- God wants us to have a good reputation. How do we accomplish this on Facebook? We need to pay special attention to how we act on social media because it provides people with a digital footprint of what we’ve said and done. This means we should watch our language and the content of our conversations: are they godly, uplifting, true, wholesome, and beneficial? Tell your teen that employers, coaches, and even colleges look at social media profiles as clues to a person’s integrity.
- God wants us to remember others have evil intentions. How do we remember this on Facebook? It is smart (especially as a minor) not to post your home address, name of school, name of work, current location, phone numbers, or email addresses on Facebook. Teach your teen how to use privacy settings (which only allows certain people to see the information you post) and to remember that not everyone they talk to online is who they appear to be. The old-school playground rule “Don’t Talk to Strangers” applies here.
What You, the Parent, Should Be Doing…
There needs to be accountability for where they are going and what they’re doing.
- Ban Facebook until they are 13. If you allow your child to do it before this, you’re basically allowing them to lie (or lying for them).
- Be on Facebook yourself. Don’t be the embarrassing, ever-present, socially-awkward parent always commenting on your child’s stuff, but use Facebook to monitor what your child is doing. Monitor who their friends are and the public conversations they have.
- Have access to their login and password. Don’t allow what you don’t monitor. Remember, they can use Facebook’s privacy settings to block your view of what they are doing, so having their login information is important for a complete picture.
- Model how Facebook should be used. Practice what you preach.

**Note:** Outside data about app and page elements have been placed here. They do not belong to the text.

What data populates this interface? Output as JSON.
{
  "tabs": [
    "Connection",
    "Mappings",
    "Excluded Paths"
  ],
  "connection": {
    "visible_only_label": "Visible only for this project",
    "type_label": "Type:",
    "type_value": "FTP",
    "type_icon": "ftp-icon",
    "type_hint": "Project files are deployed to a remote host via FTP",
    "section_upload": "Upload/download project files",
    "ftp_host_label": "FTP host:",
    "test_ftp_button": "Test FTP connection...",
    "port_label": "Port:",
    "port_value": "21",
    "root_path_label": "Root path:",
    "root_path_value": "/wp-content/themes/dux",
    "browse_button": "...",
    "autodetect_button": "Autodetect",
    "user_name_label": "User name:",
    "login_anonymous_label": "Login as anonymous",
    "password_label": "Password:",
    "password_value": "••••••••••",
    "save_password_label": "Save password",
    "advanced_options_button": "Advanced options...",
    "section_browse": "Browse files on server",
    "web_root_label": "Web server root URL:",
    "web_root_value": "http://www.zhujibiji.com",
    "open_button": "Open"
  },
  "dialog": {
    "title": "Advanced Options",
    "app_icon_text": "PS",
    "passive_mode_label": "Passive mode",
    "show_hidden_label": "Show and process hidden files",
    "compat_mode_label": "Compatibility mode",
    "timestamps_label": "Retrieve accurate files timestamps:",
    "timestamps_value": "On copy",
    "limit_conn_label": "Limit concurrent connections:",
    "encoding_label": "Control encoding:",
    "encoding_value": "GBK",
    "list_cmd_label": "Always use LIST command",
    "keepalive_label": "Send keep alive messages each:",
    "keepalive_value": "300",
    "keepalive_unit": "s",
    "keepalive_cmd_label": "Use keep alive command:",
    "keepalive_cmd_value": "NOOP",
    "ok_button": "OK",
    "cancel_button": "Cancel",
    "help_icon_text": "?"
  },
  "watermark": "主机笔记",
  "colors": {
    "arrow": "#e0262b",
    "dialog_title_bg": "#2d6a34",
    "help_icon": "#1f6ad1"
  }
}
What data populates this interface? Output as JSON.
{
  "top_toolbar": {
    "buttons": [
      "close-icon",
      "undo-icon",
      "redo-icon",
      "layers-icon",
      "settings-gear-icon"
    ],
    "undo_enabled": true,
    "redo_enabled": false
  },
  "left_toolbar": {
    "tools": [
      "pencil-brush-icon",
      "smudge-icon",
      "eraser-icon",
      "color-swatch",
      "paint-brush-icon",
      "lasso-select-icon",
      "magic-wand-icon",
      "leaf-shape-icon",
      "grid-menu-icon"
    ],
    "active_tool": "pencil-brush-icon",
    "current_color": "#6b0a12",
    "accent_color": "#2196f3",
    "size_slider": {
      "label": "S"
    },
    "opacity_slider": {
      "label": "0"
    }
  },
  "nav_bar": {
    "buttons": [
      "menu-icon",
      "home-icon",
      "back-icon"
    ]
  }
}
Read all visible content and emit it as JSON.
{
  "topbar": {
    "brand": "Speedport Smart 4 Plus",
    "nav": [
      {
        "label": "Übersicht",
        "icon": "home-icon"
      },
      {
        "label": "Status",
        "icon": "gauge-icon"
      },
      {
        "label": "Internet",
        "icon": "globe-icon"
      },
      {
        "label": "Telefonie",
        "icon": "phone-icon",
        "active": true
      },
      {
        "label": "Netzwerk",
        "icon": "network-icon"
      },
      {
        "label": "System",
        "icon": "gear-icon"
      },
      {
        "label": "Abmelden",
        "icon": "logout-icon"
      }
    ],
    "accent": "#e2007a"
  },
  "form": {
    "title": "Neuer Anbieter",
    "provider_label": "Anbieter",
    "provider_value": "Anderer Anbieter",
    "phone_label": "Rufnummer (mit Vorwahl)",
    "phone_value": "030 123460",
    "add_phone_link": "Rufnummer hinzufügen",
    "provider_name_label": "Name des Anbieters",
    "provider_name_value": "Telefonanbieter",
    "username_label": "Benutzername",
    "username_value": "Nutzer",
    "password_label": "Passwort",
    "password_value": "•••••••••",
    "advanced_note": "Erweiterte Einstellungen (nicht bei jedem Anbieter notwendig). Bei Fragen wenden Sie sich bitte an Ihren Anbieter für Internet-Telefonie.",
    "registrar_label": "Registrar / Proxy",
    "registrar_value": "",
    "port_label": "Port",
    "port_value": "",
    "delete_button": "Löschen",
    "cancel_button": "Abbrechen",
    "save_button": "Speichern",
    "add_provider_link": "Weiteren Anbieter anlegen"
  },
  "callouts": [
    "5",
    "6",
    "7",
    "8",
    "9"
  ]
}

In the end, it is about creating an atmosphere of accountability in the home. Accountability is not spying. Spying communicates distrust and punishment. Accountability communicates love: “I want the best for you, and I want to watch your back.”
Beyond Social Media: Teaching Godly Relationships
This is why my husband and I wrote Relationships: 11 Lessons to Give Kids a Greater Understanding of Biblical Sexuality. This book is for parents to read-aloud with their 11- to 14-year-olds, discussing all sorts of matters about how to steward our relational and sexual desires well.
The book is actually the 3rd in a 3-part series, so check out the rest of the books if you have younger kids.